— How to complete this task —
Sort through the listing below and keep each line with the word "expected". Copy those.

— Raw data —
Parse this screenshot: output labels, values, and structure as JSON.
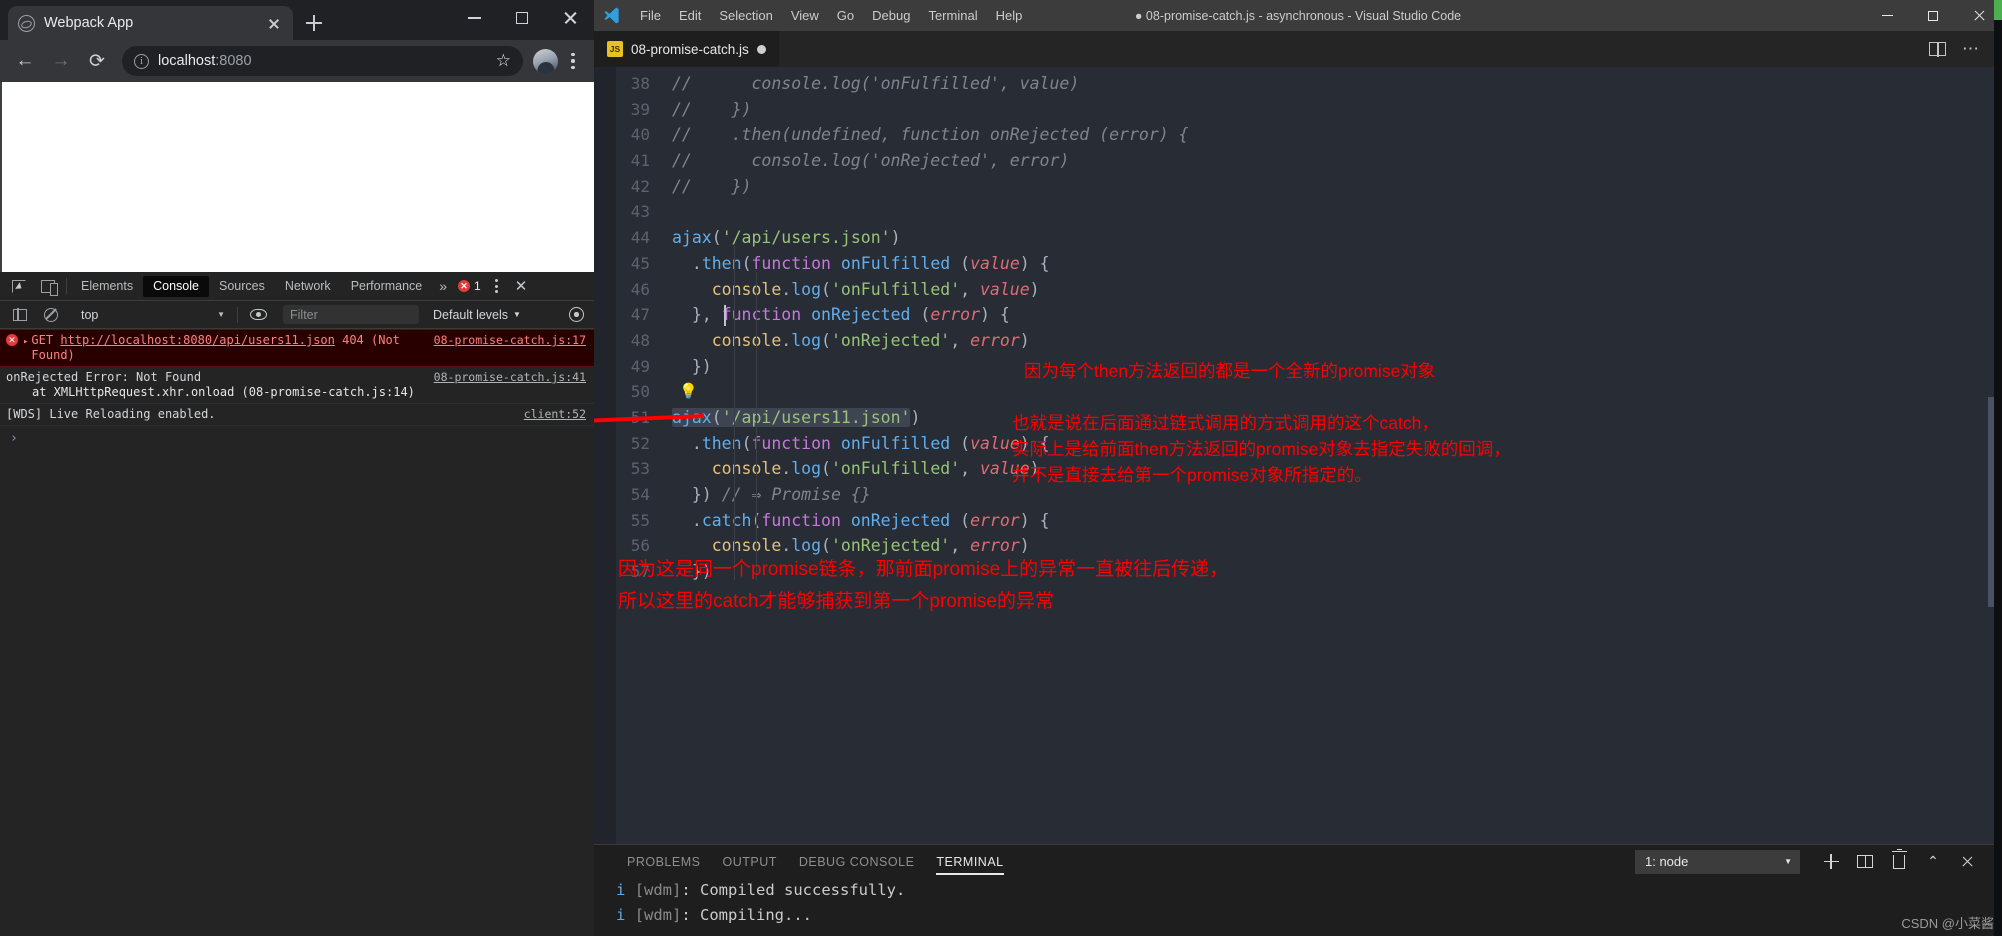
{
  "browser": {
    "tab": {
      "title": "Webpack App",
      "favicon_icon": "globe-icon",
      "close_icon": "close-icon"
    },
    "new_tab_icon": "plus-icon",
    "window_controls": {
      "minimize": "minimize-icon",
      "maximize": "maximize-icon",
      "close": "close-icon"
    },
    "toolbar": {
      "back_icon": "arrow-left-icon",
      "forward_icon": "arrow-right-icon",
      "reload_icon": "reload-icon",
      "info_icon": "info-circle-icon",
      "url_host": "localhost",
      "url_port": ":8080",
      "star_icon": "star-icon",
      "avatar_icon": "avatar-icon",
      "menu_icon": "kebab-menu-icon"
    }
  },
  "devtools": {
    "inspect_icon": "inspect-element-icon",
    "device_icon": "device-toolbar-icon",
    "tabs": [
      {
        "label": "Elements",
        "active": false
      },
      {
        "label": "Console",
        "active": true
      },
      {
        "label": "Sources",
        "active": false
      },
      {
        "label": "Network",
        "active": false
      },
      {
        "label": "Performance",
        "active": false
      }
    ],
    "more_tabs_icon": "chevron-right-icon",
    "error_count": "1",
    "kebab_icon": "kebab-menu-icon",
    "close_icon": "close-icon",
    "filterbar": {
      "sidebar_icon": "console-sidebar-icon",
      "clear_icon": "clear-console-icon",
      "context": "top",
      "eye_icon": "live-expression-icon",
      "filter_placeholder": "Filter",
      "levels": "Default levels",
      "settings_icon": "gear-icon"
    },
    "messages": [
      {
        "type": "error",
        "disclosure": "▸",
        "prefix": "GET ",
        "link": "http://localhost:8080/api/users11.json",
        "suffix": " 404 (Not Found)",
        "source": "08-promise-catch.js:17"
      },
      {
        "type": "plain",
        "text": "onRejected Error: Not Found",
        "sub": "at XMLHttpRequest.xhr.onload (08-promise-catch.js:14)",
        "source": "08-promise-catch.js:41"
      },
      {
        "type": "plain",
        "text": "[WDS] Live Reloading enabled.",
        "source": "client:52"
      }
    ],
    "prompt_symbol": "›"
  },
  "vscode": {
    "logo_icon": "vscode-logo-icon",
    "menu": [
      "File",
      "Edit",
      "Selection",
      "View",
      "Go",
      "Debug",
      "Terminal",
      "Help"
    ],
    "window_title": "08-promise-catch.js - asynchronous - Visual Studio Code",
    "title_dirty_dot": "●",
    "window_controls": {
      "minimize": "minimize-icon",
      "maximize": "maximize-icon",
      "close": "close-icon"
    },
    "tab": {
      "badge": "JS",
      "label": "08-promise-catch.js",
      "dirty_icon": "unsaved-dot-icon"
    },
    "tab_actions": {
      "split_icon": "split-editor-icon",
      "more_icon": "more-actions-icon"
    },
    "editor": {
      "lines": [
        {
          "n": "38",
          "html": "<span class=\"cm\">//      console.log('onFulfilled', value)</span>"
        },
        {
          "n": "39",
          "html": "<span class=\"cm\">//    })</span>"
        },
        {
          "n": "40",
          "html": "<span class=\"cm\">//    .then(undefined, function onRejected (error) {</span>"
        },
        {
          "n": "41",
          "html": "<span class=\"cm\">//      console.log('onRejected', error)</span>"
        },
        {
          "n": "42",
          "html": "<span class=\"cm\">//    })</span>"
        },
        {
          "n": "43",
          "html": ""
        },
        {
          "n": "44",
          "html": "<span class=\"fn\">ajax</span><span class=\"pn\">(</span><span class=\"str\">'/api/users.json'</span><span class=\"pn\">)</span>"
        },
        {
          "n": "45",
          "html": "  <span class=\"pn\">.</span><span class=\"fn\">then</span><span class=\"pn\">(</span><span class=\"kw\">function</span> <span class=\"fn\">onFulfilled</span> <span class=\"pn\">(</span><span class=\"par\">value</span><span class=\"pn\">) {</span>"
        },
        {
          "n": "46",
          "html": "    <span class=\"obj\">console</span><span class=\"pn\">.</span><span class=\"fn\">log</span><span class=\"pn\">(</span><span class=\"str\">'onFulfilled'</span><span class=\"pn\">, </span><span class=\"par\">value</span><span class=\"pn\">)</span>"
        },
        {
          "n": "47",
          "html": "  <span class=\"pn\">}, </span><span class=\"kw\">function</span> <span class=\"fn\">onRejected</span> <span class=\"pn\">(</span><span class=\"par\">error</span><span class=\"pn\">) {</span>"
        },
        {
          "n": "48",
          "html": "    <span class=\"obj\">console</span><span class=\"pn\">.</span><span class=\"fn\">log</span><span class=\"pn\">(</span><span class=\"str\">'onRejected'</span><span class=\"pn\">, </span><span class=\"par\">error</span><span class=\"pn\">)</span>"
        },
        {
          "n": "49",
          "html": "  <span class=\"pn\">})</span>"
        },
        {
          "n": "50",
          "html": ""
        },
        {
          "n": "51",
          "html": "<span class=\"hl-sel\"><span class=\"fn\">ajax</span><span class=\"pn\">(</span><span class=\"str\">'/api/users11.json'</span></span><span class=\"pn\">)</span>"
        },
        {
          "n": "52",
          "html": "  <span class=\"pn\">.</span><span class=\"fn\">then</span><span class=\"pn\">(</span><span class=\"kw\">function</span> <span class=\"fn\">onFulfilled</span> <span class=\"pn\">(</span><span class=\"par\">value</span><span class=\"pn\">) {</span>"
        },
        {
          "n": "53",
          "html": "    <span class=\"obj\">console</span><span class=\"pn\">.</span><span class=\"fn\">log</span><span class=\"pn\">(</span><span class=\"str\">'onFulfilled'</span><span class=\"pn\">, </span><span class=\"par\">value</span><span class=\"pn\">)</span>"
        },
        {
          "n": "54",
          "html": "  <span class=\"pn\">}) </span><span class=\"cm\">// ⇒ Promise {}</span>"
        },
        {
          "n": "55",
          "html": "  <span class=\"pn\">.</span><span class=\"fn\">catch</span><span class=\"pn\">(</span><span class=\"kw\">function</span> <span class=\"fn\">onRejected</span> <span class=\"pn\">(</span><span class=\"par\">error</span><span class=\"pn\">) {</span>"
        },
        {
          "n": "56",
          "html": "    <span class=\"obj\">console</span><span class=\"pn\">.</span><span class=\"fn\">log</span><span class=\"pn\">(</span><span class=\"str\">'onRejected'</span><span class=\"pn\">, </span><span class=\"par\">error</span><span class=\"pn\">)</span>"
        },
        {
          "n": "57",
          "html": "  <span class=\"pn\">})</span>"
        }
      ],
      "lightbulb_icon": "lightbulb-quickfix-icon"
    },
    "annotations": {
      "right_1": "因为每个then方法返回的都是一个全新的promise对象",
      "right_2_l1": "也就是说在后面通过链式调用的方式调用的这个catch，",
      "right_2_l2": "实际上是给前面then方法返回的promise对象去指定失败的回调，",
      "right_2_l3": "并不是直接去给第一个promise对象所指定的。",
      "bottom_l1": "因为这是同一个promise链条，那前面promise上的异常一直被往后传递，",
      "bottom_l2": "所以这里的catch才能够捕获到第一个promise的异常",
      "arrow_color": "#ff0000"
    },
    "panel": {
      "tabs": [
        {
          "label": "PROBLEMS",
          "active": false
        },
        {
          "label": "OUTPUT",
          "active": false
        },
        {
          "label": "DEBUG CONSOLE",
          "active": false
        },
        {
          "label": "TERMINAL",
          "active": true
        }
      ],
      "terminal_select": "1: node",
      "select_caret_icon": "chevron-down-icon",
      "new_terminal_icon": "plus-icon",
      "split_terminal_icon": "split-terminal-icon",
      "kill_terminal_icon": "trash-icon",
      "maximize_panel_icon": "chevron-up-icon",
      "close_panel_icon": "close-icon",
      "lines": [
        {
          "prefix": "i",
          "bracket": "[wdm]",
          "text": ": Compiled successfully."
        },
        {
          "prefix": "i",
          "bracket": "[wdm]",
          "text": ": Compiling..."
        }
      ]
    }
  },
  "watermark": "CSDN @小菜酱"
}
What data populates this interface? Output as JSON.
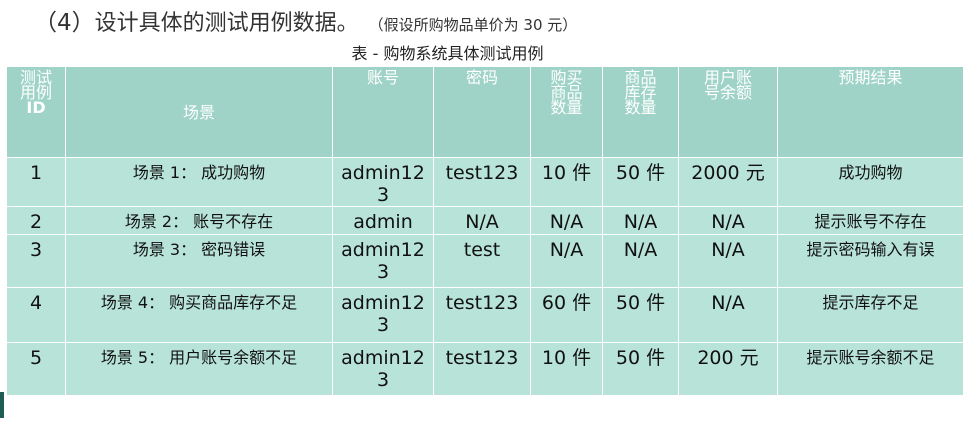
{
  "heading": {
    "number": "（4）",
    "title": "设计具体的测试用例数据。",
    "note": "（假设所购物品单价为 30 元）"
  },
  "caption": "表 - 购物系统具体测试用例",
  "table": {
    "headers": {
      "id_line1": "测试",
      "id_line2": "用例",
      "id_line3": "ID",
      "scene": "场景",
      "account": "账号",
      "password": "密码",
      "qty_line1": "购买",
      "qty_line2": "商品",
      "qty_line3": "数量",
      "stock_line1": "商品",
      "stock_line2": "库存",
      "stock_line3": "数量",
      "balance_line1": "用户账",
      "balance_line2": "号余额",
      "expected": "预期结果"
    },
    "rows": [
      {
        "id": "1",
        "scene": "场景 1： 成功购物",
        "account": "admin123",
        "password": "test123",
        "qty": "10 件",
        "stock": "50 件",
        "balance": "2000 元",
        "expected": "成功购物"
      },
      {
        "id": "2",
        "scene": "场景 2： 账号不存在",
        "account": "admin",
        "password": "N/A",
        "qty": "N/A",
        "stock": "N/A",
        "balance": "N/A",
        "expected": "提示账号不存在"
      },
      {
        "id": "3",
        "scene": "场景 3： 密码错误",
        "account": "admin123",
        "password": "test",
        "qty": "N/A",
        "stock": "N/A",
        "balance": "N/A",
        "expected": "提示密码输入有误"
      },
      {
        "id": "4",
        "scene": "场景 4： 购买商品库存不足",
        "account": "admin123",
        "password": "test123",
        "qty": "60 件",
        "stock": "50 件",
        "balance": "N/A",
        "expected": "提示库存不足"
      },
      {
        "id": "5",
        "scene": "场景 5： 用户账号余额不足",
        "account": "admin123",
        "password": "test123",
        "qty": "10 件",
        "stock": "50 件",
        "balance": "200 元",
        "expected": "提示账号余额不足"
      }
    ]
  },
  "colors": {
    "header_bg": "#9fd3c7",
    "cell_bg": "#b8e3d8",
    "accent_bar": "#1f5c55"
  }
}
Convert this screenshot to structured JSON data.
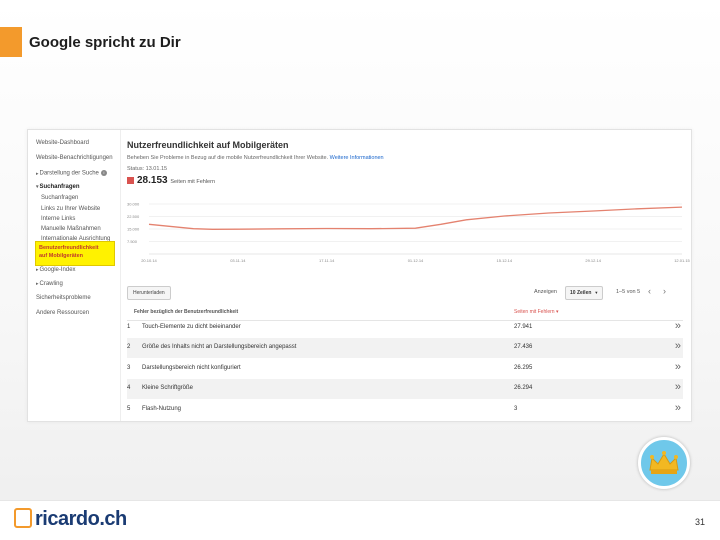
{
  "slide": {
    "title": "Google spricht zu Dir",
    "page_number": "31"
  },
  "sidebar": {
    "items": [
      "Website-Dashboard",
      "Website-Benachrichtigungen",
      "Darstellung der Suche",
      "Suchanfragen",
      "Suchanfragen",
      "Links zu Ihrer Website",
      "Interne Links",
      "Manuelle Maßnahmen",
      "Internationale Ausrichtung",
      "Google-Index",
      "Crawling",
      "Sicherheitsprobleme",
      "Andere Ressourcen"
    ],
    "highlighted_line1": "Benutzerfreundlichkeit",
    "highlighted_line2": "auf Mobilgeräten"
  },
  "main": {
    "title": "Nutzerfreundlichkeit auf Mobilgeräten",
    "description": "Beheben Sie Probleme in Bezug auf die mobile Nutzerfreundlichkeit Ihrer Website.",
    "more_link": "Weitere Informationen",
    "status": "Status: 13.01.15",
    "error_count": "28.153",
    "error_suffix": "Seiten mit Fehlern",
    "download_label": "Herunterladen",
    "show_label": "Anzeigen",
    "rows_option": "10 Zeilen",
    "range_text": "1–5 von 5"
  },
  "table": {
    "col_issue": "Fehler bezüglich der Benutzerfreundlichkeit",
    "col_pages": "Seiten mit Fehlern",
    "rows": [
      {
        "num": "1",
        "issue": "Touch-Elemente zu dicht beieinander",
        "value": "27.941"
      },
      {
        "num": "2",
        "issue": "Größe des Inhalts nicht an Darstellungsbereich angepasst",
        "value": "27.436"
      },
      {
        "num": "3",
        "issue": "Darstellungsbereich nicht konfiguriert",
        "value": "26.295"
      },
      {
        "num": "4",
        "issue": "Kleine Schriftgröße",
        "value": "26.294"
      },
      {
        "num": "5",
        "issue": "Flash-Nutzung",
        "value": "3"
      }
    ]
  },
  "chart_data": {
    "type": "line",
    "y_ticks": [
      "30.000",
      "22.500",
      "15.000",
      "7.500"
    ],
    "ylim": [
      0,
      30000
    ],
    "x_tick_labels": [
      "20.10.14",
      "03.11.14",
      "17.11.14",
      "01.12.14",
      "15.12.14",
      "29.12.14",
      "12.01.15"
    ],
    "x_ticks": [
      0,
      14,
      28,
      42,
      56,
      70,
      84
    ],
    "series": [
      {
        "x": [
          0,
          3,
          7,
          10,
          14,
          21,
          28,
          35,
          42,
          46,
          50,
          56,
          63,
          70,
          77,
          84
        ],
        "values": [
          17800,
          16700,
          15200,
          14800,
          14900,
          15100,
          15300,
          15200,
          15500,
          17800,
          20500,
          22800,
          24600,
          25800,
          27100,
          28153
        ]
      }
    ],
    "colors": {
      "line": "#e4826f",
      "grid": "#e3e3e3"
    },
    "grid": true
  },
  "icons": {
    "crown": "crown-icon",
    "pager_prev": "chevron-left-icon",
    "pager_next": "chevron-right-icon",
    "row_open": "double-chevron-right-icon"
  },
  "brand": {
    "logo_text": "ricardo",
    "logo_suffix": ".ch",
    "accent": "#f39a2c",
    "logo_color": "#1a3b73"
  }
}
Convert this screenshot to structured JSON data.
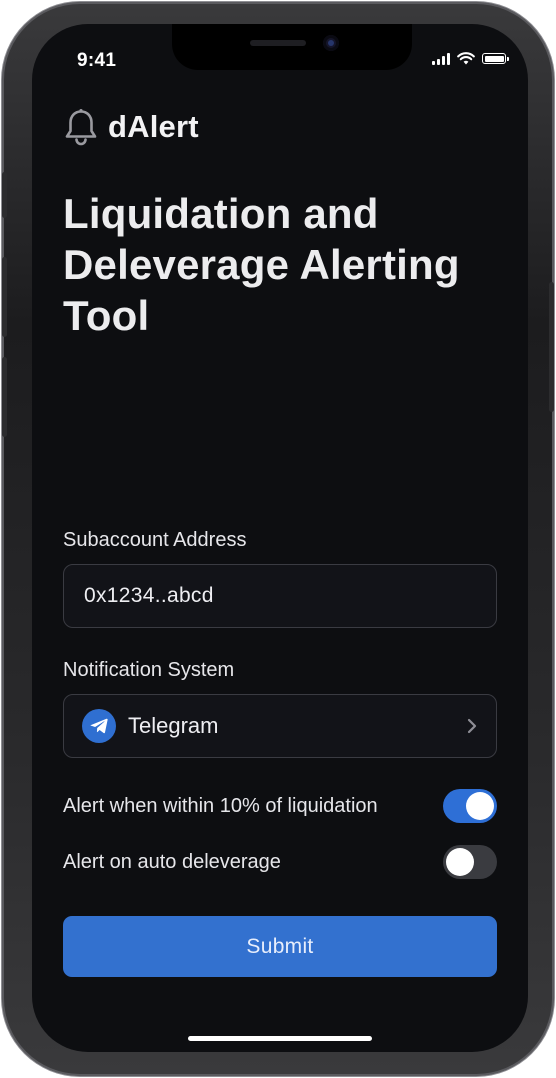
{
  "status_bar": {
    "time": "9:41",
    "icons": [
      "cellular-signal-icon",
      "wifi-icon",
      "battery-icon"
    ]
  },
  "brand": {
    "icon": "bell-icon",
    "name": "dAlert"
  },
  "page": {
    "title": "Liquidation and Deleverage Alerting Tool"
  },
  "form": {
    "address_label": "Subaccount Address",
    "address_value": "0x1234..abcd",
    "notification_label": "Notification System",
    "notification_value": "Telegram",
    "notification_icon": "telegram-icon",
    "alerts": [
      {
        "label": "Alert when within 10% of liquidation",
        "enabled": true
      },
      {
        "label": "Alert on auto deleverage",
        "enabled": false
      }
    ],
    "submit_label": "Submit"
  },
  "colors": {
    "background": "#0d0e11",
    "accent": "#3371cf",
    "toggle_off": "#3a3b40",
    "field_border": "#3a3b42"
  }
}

— Task solution —
      "expected": "预期结果"
        "expected": "成功购物"
        "expected": "提示账号不存在"
        "expected": "提示密码输入有误"
        "expected": "提示库存不足"
        "expected": "提示账号余额不足"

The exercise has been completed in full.